Does the compliance with a sedation protocol improve after nurses receive a sedation competency over a three month period? The available data supported the hypothesis that nursing education and competency can lead to consistent best practices and positive outcomes for patients. The answers to this research question can help develop interventions that support best practices for patients who are mechanically ventilated and receiving intravenous sedation.
Mr. B.’s procedure after sedation (was accomplished) was successful and his sedation level continues. Nurse J then applies an automatic blood pressure machine to measure every 5 minutes and a pulse oximeter, however the nurse does not apply any respiratory monitor or heart monitor which are protocol after a sedation procedure. The nurse then rushes out of the room leaving Mr. B. with his son with no medical personnel at the bedside to monitor the patient. No sedation score or neurological assessment of Mr. B. is noted, which should be performed after any procedure including sedation. This data is either missing, not documented or not performed by Nurse J. Mr. B.’s alarm for low saturation is alarming and the LPN enters the room briefly,
The Institute for Safe Medication Practices (ISMP) 2013, reported a case pertaining to the importance of effective communication whereby a 17-year-old patient had an uncomplicated routine tonsillectomy which was performed in a same day ambulatory surgery center. Postoperatively the Certified registered nurse anesthetist administered 150 micrograms of fentanyl but decided to leave it in the IV tubing to infuse slowly for pain control. Upon arrival to the Post Anesthesia Care Unit (PACU), the nurse anesthetist failed to communicate this vital information to the receiving nurse. Because of the ineffective communication, the necessary monitoring and assessment process was not discussed , the need for frequent monitoring which includes waking the patient up periodically to assess the effect of the fentanyl administered was also omitted. Hence appropriate care and monitoring was not given to the patient. About twenty-five minutes later, the patient was found not breathing and with no pulse. The fentanyl that was left in the IV tubing led to respiratory depression which later led to respiratory arrest. All resuscitation efforts were futile, and the patient suffered permanent brain damage due to oxygen deprivation to the
Indeed, as a manager, my first duty would be to investigate this issue and to do right by the patient and investigate the problem by holding a group assessment with my staff. If the staff is not privy of what the nine patients are complaining about, next I must formerly take it upon myself to ensure measures within my hospital so that it will never happen again.

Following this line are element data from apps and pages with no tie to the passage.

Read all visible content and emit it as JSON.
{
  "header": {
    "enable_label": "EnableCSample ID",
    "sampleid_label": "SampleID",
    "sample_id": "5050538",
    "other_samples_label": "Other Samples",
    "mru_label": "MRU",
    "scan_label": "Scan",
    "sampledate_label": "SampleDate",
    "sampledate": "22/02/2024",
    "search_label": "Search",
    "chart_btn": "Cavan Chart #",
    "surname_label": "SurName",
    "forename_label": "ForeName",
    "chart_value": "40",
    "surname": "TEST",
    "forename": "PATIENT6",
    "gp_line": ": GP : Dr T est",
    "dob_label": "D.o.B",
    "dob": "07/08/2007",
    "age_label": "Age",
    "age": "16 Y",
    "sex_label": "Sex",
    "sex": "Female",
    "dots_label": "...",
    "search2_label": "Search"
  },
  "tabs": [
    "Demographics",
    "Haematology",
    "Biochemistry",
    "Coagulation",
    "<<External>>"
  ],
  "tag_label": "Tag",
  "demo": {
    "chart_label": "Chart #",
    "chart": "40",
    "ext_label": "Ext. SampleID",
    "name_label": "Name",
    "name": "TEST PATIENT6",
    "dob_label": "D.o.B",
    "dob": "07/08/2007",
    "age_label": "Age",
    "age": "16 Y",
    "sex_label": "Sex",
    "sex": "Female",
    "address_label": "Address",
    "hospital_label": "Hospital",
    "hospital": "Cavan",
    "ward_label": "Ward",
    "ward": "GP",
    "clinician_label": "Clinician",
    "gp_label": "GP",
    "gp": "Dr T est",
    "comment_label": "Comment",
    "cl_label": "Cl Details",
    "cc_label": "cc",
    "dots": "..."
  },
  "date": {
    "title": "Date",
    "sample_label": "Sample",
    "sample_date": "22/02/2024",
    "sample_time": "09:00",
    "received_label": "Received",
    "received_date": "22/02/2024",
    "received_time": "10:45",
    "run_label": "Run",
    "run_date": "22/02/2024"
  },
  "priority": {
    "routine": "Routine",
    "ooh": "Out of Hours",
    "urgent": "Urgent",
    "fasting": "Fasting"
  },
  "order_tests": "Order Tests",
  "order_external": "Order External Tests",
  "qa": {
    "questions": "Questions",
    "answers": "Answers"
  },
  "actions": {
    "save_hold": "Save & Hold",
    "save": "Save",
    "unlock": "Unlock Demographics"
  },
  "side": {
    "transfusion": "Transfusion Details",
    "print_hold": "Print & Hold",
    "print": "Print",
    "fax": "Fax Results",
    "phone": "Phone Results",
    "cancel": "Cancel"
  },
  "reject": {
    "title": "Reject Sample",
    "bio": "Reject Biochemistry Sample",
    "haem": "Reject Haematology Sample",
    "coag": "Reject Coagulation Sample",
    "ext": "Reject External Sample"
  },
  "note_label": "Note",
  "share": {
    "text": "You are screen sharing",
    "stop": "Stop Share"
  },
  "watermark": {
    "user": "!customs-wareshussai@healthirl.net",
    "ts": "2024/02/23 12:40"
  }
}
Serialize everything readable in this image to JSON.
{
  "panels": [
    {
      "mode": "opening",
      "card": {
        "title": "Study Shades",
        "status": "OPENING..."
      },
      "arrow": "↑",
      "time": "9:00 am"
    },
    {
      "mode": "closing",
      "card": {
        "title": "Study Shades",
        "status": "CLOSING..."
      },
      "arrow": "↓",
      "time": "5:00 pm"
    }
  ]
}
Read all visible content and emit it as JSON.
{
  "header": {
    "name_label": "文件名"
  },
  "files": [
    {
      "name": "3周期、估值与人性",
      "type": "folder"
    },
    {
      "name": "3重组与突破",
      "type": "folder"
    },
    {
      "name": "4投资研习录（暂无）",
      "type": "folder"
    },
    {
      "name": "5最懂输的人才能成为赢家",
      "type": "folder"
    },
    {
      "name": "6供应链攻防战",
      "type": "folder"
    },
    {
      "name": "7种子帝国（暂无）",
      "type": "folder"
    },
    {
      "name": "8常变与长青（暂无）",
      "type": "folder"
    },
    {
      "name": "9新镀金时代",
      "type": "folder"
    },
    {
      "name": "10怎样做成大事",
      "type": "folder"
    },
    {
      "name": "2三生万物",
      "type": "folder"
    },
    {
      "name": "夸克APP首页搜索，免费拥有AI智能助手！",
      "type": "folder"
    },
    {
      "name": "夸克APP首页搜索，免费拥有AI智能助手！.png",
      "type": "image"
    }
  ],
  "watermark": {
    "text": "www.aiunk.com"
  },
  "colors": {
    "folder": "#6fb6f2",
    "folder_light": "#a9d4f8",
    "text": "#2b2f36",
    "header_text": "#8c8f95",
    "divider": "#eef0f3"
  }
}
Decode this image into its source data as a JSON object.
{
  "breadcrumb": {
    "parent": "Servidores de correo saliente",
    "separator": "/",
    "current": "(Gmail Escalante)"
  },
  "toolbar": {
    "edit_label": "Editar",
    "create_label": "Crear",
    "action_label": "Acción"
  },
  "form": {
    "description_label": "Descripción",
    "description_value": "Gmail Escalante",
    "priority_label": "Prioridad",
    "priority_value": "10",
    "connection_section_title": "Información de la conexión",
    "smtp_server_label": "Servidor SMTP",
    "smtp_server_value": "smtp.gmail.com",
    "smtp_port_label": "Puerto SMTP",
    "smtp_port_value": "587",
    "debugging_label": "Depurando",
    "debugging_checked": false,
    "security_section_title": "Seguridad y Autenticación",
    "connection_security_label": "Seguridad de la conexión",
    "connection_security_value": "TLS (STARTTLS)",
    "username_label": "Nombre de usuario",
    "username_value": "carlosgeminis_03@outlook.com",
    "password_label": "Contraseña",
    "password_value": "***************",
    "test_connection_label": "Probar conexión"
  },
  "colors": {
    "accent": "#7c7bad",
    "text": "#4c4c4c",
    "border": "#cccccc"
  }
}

No patient should ever be left unattended if they have been given any form of sedation or medication and all healthcare staff should report to a physician if their patients are